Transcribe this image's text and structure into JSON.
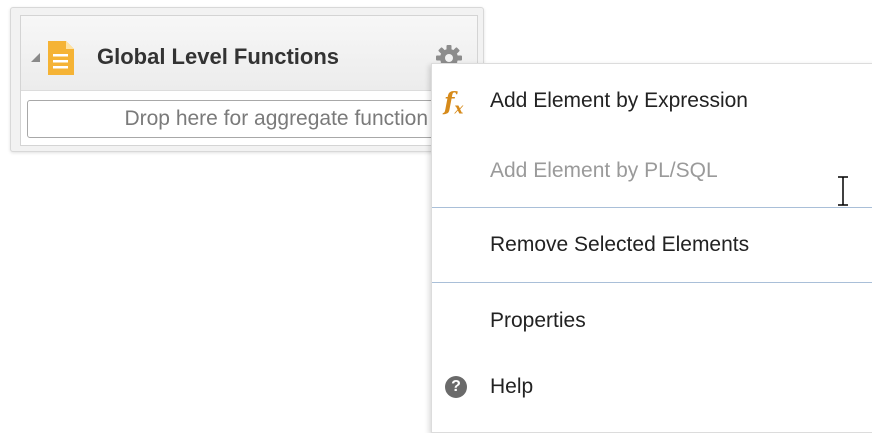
{
  "panel": {
    "title": "Global Level Functions",
    "drop_placeholder": "Drop here for aggregate function",
    "icons": {
      "collapse": "collapse-triangle-icon",
      "document": "document-icon",
      "gear": "gear-icon"
    },
    "colors": {
      "document_icon": "#f5b335",
      "gear_icon": "#8c8c8c"
    }
  },
  "context_menu": {
    "items": [
      {
        "label": "Add Element by Expression",
        "icon": "fx",
        "enabled": true
      },
      {
        "label": "Add Element by PL/SQL",
        "icon": null,
        "enabled": false
      },
      {
        "label": "Remove Selected Elements",
        "icon": null,
        "enabled": true
      },
      {
        "label": "Properties",
        "icon": null,
        "enabled": true
      },
      {
        "label": "Help",
        "icon": "?",
        "enabled": true
      }
    ],
    "icon_texts": {
      "fx": "f",
      "fx_sub": "x",
      "help": "?"
    },
    "colors": {
      "separator": "#a9bfd8",
      "fx_icon": "#d68a1a",
      "disabled_text": "#9a9a9a"
    }
  },
  "cursor": {
    "type": "text-ibeam"
  }
}
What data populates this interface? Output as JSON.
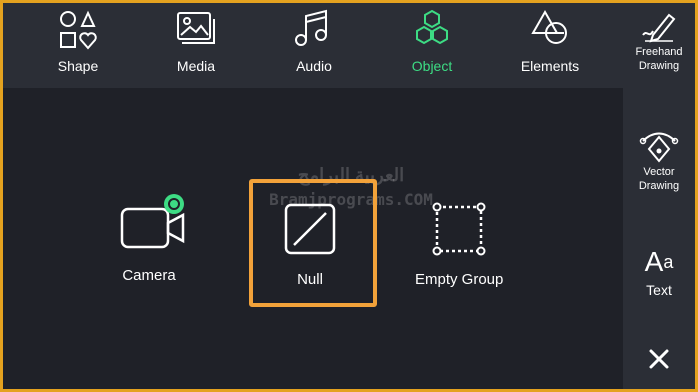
{
  "top_tabs": [
    {
      "label": "Shape",
      "icon": "shape-icon"
    },
    {
      "label": "Media",
      "icon": "media-icon"
    },
    {
      "label": "Audio",
      "icon": "audio-icon"
    },
    {
      "label": "Object",
      "icon": "object-icon",
      "active": true
    },
    {
      "label": "Elements",
      "icon": "elements-icon"
    }
  ],
  "side_tools": [
    {
      "label": "Freehand Drawing",
      "icon": "freehand-drawing-icon"
    },
    {
      "label": "Vector Drawing",
      "icon": "vector-drawing-icon"
    },
    {
      "label": "Text",
      "icon": "text-icon"
    }
  ],
  "objects": [
    {
      "label": "Camera",
      "icon": "camera-icon"
    },
    {
      "label": "Null",
      "icon": "null-icon",
      "selected": true
    },
    {
      "label": "Empty Group",
      "icon": "empty-group-icon"
    }
  ],
  "watermark": {
    "line1": "العربية البرامج",
    "line2": "Bramjprograms.COM"
  },
  "colors": {
    "accent": "#3ddc84",
    "selection": "#f2a23a",
    "frame": "#e4a21f",
    "background": "#1f2128",
    "toolbar": "#2b2e36"
  }
}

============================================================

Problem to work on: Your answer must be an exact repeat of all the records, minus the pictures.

Solved problem:
Transcribe this image's text and structure into JSON.
{
  "panel": {
    "title": "Global Level Functions",
    "drop_placeholder": "Drop here for aggregate function",
    "icons": {
      "collapse": "collapse-triangle-icon",
      "document": "document-icon",
      "gear": "gear-icon"
    },
    "colors": {
      "document_icon": "#f5b335",
      "gear_icon": "#8c8c8c"
    }
  },
  "context_menu": {
    "items": [
      {
        "label": "Add Element by Expression",
        "icon": "fx",
        "enabled": true
      },
      {
        "label": "Add Element by PL/SQL",
        "icon": null,
        "enabled": false
      },
      {
        "label": "Remove Selected Elements",
        "icon": null,
        "enabled": true
      },
      {
        "label": "Properties",
        "icon": null,
        "enabled": true
      },
      {
        "label": "Help",
        "icon": "?",
        "enabled": true
      }
    ],
    "icon_texts": {
      "fx": "f",
      "fx_sub": "x",
      "help": "?"
    },
    "colors": {
      "separator": "#a9bfd8",
      "fx_icon": "#d68a1a",
      "disabled_text": "#9a9a9a"
    }
  },
  "cursor": {
    "type": "text-ibeam"
  }
}
What data populates this interface? Output as JSON.
{
  "top_tabs": [
    {
      "label": "Shape",
      "icon": "shape-icon"
    },
    {
      "label": "Media",
      "icon": "media-icon"
    },
    {
      "label": "Audio",
      "icon": "audio-icon"
    },
    {
      "label": "Object",
      "icon": "object-icon",
      "active": true
    },
    {
      "label": "Elements",
      "icon": "elements-icon"
    }
  ],
  "side_tools": [
    {
      "label": "Freehand Drawing",
      "icon": "freehand-drawing-icon"
    },
    {
      "label": "Vector Drawing",
      "icon": "vector-drawing-icon"
    },
    {
      "label": "Text",
      "icon": "text-icon"
    }
  ],
  "objects": [
    {
      "label": "Camera",
      "icon": "camera-icon"
    },
    {
      "label": "Null",
      "icon": "null-icon",
      "selected": true
    },
    {
      "label": "Empty Group",
      "icon": "empty-group-icon"
    }
  ],
  "watermark": {
    "line1": "العربية البرامج",
    "line2": "Bramjprograms.COM"
  },
  "colors": {
    "accent": "#3ddc84",
    "selection": "#f2a23a",
    "frame": "#e4a21f",
    "background": "#1f2128",
    "toolbar": "#2b2e36"
  }
}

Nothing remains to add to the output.